Intravenous immunoglobulin (IVIG; Gamimune, Gammagard, Sandoglobulin, Gammar-P)

Neutralizes circulating antibodies through anti-idiotypic antibodies. Down-regulates proinflammatory cytokines, including IFN-gamma. Blocks Fc receptors on macrophages. Suppresses inducer T and B cells and augments suppressor T cells. Blocks complement cascade. May increase CSF IgG (10%).

IV dosage recommendations have not been formulated for treatment of PEM.

Anticonvulsants

Class Summary

These agents are used for treatment and prophylaxis of seizures.

Fosphenytoin (Cerebyx)

Diphosphate ester salt of phenytoin acts as water-soluble prodrug of phenytoin. Following administration, plasma esterases convert fosphenytoin to phosphate, formaldehyde, and phenytoin. Phenytoin in turn stabilizes neuronal membranes and decreases seizure activity.

To avoid need to perform molecular weight-based adjustments when converting between fosphenytoin and phenytoin sodium doses, express dose as phenytoin sodium equivalents (PE). Although can be administered IV and IM, IV route is route of choice and should be used in emergency situations.

Concomitant administration of an IV benzodiazepine usually necessary to control status epilepticus.
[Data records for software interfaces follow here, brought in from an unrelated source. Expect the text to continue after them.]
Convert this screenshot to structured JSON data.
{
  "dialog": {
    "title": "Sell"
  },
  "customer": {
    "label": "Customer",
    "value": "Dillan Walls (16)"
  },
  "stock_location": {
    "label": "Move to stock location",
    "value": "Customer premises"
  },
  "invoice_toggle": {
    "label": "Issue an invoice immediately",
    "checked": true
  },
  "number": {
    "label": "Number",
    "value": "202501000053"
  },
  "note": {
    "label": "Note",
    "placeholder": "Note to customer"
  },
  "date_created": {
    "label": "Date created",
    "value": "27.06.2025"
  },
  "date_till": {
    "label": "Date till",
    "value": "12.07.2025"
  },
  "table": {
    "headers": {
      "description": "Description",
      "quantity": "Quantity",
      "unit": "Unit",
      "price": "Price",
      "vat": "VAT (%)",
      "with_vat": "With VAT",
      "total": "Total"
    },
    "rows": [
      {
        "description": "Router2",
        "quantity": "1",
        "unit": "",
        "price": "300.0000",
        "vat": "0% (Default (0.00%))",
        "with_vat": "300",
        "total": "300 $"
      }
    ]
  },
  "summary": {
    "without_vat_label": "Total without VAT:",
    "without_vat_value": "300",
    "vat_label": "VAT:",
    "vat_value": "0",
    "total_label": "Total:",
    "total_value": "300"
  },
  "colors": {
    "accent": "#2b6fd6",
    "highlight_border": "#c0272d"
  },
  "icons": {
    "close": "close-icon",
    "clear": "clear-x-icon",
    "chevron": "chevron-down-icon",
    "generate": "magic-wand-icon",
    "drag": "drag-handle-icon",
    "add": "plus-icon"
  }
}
Full antiepileptic effect of phenytoin, whether given as fosphenytoin or parenteral phenytoin, is not immediate.

 

Follow-up

Further Outpatient Care

See the list below:

  • Physical therapy

Further Inpatient Care

See the list below:

  • Physical therapy

  • Nutritional assessment

Inpatient & Outpatient Medications

See the list below:

  • Immunosuppressive medications

  • Anticonvulsants

Transfer

Rapid diagnosis of paraneoplastic encephalomyelitis (PEM) and evaluation of an underlying malignancy should be conducted at a center with neurologic expertise and diagnostic neuroradiologic modalities available.

Deterrence/Prevention

Preventive measures, such as smoking cessation, are focused on reducing the incidence of the associated malignancy.

Complications

See the list below:

  • Severe neurologic disability or death

  • Infections

  • Deep venous thrombosis

Prognosis

The clinical course of PEM is unpredictable, although the titer of anti-Hu antibodies has been suggested as a prognostic indicator. Elevated titers have been associated with worse neurologic outcome and death.

Patient Education

Public education efforts should emphasize the dangers of smoking and increase awareness of paraneoplastic disorders.